Element data from apps and pages
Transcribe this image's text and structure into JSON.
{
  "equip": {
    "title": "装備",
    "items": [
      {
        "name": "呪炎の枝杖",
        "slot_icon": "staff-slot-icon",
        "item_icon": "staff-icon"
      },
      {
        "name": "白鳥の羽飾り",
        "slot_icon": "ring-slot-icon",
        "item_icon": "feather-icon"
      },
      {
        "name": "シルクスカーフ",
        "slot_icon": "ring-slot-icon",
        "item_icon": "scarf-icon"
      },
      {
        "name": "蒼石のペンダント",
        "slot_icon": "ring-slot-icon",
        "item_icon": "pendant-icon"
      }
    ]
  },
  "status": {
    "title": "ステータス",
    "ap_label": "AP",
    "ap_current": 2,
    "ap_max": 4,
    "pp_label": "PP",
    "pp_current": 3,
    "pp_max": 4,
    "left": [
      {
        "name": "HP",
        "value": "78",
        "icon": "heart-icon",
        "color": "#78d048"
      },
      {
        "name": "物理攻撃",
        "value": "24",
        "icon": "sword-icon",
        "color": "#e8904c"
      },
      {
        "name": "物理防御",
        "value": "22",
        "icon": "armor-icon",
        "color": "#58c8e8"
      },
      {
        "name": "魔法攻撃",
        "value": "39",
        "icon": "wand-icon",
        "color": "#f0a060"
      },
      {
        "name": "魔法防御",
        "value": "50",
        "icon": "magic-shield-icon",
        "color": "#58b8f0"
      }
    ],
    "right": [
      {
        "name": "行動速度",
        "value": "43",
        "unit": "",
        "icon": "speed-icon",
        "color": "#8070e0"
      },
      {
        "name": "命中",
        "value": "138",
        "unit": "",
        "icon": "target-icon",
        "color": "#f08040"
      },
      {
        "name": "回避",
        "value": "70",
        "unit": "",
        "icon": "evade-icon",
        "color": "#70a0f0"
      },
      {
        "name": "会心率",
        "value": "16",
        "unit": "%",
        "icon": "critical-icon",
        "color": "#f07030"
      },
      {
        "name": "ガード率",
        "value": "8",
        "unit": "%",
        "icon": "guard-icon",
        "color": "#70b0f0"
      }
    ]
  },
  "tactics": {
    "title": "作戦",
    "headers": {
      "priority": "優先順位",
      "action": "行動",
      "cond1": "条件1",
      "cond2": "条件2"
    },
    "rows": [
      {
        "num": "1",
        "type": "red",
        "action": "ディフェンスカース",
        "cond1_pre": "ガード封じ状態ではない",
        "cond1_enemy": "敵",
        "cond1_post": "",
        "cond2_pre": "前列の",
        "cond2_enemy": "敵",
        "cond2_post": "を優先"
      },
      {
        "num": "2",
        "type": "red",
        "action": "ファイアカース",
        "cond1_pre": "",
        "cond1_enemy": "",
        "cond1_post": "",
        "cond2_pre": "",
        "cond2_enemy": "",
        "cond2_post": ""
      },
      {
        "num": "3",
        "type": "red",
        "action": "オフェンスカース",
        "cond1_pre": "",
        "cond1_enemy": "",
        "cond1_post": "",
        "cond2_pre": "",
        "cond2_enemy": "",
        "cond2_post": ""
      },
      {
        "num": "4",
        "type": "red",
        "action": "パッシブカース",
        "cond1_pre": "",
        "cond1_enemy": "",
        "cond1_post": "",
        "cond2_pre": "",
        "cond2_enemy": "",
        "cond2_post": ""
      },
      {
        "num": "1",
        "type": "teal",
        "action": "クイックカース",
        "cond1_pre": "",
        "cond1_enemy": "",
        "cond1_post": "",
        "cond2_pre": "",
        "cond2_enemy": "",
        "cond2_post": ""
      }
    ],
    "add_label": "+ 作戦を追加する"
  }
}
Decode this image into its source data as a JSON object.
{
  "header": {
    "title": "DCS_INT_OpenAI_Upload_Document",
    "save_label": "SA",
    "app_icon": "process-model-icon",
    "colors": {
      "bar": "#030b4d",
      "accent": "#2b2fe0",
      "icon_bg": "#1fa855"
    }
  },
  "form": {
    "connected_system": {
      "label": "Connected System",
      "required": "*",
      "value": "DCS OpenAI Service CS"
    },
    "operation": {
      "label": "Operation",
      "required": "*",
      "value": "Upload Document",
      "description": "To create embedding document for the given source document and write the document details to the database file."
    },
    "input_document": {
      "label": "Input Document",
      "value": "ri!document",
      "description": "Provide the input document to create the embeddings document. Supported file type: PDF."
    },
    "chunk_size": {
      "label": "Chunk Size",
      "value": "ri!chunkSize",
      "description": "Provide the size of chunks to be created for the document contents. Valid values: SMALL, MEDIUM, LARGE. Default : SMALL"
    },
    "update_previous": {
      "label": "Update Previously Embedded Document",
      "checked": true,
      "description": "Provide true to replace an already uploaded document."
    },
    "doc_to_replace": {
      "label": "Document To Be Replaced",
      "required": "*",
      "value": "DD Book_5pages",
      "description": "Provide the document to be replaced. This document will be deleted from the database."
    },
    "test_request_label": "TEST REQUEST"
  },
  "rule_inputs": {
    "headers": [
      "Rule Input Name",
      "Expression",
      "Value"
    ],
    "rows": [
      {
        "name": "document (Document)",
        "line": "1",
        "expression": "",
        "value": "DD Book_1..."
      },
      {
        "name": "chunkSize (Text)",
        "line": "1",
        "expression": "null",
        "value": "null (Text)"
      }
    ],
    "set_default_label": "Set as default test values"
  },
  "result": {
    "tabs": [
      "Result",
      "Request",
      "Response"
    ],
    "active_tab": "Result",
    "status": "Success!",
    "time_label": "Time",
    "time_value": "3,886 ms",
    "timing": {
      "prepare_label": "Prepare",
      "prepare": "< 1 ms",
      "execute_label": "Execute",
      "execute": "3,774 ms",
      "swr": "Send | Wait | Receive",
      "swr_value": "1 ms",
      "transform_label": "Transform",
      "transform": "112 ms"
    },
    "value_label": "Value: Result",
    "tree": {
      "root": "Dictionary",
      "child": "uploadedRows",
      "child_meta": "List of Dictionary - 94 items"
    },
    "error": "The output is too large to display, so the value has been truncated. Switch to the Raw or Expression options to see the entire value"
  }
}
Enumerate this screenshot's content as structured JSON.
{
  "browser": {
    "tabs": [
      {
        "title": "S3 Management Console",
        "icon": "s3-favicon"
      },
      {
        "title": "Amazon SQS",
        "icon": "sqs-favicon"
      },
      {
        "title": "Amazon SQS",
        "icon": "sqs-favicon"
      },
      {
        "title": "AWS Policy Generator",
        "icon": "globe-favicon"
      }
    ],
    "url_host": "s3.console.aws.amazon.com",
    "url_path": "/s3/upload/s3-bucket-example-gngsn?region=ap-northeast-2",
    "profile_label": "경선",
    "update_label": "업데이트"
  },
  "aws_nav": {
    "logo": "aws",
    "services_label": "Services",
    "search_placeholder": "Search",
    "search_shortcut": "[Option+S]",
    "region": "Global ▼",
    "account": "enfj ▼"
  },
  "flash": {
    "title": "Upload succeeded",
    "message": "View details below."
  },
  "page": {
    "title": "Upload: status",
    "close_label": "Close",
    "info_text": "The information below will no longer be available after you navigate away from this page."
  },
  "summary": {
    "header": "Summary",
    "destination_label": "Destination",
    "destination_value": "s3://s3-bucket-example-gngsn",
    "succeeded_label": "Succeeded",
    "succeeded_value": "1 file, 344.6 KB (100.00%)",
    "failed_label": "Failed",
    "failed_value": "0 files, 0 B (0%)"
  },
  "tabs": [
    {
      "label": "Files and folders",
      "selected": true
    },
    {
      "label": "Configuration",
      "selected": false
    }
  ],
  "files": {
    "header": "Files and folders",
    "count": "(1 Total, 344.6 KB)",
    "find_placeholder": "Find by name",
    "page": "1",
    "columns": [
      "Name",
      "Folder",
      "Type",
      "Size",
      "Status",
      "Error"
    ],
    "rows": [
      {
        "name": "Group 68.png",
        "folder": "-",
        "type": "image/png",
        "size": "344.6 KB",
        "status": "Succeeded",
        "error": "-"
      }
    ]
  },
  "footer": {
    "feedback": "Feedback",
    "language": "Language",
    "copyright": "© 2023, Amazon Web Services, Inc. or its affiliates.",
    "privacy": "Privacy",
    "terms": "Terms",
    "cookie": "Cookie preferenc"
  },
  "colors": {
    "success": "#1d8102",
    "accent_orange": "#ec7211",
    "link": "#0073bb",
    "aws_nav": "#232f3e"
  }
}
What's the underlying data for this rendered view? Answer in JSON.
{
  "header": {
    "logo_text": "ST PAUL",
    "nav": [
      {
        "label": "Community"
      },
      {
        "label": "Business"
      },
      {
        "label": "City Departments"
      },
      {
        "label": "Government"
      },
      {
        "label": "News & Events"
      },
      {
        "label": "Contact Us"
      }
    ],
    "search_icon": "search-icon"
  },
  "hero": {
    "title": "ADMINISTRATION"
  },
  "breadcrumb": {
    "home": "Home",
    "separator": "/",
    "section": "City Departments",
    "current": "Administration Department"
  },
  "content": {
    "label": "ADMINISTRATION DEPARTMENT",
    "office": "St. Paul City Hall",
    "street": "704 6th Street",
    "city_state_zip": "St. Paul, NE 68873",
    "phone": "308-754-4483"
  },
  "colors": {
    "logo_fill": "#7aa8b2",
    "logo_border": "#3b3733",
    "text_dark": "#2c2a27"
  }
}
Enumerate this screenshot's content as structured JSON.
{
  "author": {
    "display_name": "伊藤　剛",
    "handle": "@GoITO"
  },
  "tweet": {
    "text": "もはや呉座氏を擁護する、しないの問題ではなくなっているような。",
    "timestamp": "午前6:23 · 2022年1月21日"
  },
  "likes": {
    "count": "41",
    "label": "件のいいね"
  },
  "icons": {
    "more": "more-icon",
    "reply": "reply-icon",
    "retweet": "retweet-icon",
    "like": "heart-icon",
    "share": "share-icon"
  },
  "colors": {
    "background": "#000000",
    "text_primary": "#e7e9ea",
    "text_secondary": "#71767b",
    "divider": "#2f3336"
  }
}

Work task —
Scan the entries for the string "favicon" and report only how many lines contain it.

Task result —
4